by Bryan Bergeron, Editor
Going Green with LEDs
Have you ever done the right thing for the wrong
reason? When I explored the option of replacing the
halogen bulb in my Electrix magnifying work lamp with
LEDs, I was simply tired of singeing my knuckles when
working on SMT components, and couldn’t find a
compact fluorescent to fit the bulb socket. I was also
looking for an excuse to work with the new high-intensity
LEDs on the market. Of course, the ‘right reason’ to make
the move would have been increased efficiency and an
associated reduction in greenhouse gases.
Figure 1 shows my work lamp before the LED
modification. A 100W halogen bulb sits recessed in an
aluminum reflector. Figure 2 shows the lamp after the
LED mod, with four LEDs flush mounted on a 2 mm thick
Figure 3 shows the upgrade components — a 24 VAC
output transformer, four high-power white LEDs, and a
constant current supply. The LEDs are 05027-PW14,
White High Current K2 Star LEDs, available from
www.LEDSupply.com. The $7.50 LEDs produce 100
lumens 1,000 mA at 3.85V, and a brilliant white 6,500K
color temperature. The constant current supply is a 1,000
mA BuckPuck, also available from www.LEDSupply.com.
Although both AC and DC supplies are available, I chose
an AC model (03021-a-1-1000 - $15) because I had an
extra transformer in my parts box. The BuckPuck accepts
7-24 VAC input and produces a constant 1,000 mA
output. An added feature of this model is a trimpot output
adjustment for varying the light intensity.
Wiring the LEDs is simply a matter of stringing the
LEDs in series and attaching the appropriate polarity of
the constant current supply to the string. I stuffed the
transformer and constant current supply in the head of the
lamp, in the space that was previously occupied by the
FIGURE 1. Work lamp
before LED mod.
8 May 2008
indentation for the bulb in the aluminum reflector. The
only downside to this arrangement is that the head is a bit
heavier than before, and I have to tighten the tension on
the supporting arm to keep it from drooping.
One of the challenges of maximizing the longevity of
LEDs is avoiding high temperatures. For this reason, I
elected to use a thermal epoxy (see Figure 4) to mount
the LEDs instead of using hardware.

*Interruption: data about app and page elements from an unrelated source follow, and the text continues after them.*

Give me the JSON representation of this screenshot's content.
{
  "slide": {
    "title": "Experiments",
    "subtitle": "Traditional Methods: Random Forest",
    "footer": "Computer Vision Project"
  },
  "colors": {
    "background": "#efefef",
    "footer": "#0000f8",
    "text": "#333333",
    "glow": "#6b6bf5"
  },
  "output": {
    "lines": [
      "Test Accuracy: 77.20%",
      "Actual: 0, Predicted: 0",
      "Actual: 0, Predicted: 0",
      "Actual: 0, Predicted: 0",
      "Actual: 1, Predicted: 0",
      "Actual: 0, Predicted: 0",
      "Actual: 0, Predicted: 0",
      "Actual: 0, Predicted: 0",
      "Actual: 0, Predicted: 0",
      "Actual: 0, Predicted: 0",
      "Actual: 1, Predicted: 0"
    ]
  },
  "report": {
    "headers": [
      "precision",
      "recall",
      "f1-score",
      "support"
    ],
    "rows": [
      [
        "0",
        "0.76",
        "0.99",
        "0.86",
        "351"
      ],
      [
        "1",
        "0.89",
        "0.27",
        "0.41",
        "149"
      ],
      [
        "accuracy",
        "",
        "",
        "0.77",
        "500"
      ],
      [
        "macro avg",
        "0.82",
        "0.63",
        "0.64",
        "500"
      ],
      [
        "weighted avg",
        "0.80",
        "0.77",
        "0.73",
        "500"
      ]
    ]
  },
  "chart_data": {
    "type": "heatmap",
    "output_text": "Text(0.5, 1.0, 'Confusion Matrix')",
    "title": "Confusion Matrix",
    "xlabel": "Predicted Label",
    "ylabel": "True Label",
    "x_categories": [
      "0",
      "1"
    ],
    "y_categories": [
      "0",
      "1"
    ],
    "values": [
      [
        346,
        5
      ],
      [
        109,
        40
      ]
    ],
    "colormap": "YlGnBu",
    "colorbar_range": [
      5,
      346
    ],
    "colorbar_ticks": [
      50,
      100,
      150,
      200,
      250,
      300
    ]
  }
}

Sold by LED Supply
under the brand Arctic Silver Thermal Adhesive, the thermal epoxy ($13) makes short work of mounting the LEDs.
The epoxy has a five-minute working time, and you don’t
have to worry about drilling a dozen holes and possibly
over-tightening a bolt and shattering an LED mount. With
the thermal epoxy, the LEDs run warm to the touch, even
after hours of operation.
Using my Sekonic light meter, I determined that the
light output is only about a quarter of original output with
the halogen bulb. However, the lamp provides more than
adequate illumination. In addition, it’s cool, the light is
white, and I can work with the LEDs a millimeter from my
hand in total comfort.
From a purely economic standpoint, the conversion
was costly: $32 for the LEDs, $15 for the constant current
supply, $10 for the transformer, and a scrap piece of
aluminum. However, the LEDs will outlast several of the
$25 halogen bulbs required by the original lamp design
and consume significantly less energy. In addition, I now
have a pure white light source that’s perfect for close-up
video and still camera work.
Several years ago, I made the move from incandescent
bulbs to daylight compact fluorescents, primarily for
the white light, and I haven’t looked back. For many
consumers interested in going green, LEDs, halogens
bulbs, and compact fluorescent bulbs are becoming more
popular as the price for these alternative light sources
drops. Eventually, the move away from incandescents
will be mandatory.
According to a
passed in December
bulbs will begin to
be phased out in
2012, with a
finalized in 2014.
Under the measure,
all light bulbs must
use 25% to 30% less
energy than today’s
FIGURE 2. Work lamp
after LED mod.